Sunday, June 5, 2016

When the Highest Court in the Land Ruled for the Greatest: Clay v. United States

Supreme Court Overturned Ali’s Conviction for Failing to Serve in the Military

After declining to be inducted because he was a conscientious objector, Muhammad Ali was convicted in federal court in 1967 of failing to submit to induction into the armed forces. He faced a fine and a jail term, and was stripped of his boxing titles and unable to box for several years. Ali’s conviction was affirmed by the court of appeals the following year.

The Supreme Court ruled unanimously in Ali’s favor in 1971. The government conceded in the Supreme Court that Ali’s belief was both based on his religion and sincere, two of the three requirements to sustain conscientious objector status. This allowed the Court to reverse the judgment because it was unclear upon which basis Ali’s claim had been decided by the State Appeal Board.

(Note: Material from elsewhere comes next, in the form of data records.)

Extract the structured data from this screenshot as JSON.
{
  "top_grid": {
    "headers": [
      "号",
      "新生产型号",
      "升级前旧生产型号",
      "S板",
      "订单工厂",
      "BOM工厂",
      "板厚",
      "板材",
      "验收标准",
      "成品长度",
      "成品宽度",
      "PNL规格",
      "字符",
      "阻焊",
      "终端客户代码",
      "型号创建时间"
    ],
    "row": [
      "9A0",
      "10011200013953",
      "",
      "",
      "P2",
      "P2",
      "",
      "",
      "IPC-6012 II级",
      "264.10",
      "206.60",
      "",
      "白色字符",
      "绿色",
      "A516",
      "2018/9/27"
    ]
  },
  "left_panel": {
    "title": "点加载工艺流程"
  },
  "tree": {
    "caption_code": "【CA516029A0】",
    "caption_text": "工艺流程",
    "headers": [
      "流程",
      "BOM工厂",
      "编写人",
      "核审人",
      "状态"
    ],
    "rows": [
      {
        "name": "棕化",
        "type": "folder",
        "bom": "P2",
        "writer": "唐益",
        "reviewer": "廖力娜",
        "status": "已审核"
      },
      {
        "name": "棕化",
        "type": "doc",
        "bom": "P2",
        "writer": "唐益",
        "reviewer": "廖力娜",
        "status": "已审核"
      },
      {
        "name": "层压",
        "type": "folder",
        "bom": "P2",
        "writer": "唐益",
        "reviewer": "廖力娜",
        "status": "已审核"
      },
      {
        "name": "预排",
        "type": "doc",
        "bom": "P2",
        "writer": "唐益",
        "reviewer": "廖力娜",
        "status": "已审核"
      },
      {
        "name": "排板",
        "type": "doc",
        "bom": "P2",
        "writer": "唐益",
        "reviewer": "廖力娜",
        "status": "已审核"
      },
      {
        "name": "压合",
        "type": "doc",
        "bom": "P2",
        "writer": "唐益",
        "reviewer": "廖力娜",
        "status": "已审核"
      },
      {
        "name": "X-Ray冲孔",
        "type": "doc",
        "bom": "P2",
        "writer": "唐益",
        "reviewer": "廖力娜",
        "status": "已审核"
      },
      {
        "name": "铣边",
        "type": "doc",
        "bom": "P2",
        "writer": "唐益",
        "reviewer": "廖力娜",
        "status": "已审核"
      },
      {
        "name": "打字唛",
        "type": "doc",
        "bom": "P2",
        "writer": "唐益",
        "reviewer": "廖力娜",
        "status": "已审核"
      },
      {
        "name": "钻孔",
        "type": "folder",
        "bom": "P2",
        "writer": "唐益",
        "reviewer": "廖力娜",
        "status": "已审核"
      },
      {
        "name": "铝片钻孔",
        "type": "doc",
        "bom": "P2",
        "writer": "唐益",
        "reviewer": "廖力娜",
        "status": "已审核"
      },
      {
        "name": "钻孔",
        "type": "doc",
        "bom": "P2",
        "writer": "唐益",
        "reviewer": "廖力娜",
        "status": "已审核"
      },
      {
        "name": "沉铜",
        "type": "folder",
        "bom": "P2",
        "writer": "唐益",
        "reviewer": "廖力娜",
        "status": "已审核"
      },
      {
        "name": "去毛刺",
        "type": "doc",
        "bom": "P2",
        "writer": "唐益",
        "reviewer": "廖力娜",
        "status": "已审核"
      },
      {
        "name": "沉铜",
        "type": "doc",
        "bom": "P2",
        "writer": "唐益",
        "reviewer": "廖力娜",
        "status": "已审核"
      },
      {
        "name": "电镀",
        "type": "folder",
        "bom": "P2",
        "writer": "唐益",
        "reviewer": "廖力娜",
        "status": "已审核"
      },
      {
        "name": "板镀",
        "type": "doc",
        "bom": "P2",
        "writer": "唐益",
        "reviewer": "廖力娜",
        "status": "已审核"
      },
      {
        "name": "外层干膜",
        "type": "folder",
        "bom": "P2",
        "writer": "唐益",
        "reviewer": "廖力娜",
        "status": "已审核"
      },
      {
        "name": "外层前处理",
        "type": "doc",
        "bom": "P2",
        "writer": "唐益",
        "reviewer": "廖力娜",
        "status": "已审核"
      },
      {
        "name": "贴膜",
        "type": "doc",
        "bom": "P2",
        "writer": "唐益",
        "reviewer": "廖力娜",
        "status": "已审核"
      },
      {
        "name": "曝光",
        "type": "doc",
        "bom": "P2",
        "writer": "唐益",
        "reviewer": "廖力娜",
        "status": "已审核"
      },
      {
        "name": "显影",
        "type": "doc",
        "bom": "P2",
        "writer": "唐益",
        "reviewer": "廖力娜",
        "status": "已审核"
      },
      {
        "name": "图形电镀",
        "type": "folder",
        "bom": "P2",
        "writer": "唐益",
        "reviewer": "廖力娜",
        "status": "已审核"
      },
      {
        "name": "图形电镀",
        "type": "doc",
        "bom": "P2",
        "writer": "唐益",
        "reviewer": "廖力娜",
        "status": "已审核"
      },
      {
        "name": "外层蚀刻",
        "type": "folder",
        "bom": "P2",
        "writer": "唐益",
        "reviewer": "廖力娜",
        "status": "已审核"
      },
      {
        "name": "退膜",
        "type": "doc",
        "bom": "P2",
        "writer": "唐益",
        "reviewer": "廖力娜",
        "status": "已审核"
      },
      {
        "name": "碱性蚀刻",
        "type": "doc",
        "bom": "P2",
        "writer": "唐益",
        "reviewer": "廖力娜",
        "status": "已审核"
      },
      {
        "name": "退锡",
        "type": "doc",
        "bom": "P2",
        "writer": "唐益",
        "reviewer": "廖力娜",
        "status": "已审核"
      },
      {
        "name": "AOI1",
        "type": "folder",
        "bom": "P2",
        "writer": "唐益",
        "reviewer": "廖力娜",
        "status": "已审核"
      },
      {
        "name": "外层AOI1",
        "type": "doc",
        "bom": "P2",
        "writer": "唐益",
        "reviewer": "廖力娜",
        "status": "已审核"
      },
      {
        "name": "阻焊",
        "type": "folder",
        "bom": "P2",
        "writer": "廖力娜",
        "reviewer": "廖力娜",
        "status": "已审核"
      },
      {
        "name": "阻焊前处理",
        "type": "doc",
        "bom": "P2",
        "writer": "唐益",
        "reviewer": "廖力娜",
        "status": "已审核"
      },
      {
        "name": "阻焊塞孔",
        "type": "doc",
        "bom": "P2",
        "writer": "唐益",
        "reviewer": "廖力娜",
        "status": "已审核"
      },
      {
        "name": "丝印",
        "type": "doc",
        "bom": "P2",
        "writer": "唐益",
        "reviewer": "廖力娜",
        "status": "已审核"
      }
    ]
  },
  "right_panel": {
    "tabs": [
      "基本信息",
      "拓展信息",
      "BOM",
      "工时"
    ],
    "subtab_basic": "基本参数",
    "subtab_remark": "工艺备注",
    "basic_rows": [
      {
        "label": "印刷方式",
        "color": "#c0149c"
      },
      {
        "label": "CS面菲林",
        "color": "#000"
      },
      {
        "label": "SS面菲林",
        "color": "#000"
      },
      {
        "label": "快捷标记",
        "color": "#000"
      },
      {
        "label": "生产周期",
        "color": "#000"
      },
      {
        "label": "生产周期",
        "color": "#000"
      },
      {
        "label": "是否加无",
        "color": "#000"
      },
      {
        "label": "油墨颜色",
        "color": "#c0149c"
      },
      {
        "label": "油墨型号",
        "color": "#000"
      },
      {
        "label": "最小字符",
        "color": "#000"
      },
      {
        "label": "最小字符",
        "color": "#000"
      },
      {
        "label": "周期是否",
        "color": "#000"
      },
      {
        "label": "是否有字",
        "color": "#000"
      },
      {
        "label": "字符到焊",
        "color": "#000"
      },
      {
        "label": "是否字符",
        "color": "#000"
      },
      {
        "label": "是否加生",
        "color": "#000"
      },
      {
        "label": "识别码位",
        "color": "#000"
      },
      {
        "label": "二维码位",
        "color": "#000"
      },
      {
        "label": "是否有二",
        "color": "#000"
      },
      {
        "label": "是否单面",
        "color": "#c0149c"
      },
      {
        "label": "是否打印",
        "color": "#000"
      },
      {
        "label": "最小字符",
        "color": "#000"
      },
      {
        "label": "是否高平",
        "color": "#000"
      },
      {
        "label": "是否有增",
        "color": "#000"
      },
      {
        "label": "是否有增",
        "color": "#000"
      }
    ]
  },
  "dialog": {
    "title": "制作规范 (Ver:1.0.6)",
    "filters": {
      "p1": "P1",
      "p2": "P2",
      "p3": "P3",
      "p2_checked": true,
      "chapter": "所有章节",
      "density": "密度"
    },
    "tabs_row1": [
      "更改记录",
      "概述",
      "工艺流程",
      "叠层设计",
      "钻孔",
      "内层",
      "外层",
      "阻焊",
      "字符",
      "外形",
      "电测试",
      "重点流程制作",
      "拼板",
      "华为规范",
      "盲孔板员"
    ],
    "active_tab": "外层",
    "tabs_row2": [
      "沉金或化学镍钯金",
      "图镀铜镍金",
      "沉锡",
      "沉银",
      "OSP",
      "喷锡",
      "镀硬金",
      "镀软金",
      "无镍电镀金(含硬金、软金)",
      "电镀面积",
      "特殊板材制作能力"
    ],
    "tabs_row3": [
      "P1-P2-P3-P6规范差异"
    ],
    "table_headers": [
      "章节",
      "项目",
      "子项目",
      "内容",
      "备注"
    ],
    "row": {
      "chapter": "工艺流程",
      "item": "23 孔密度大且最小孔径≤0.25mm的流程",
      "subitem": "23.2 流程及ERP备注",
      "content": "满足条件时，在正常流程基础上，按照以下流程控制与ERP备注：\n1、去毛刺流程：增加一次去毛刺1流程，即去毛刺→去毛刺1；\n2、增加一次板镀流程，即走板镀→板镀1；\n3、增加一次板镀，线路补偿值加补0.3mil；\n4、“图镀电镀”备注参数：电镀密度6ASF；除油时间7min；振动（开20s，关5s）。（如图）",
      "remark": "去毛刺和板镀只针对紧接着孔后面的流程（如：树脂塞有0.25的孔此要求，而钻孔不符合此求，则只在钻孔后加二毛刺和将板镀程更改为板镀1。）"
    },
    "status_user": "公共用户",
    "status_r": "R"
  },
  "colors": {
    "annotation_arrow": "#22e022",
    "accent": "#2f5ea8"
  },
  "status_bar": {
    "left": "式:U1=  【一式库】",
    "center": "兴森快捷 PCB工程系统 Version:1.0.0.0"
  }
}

In pursuing his conscientious objector status, Ali engaged in the freedom of conscience that is enshrined in the Bill of Rights. He also accepted the consequences of his actions without bitterness and with grace. According to news reports, when asked after his Supreme Court victory if he intended to sue after being kept out of boxing while his case was appealed, he said no -- both sides did what they thought was right.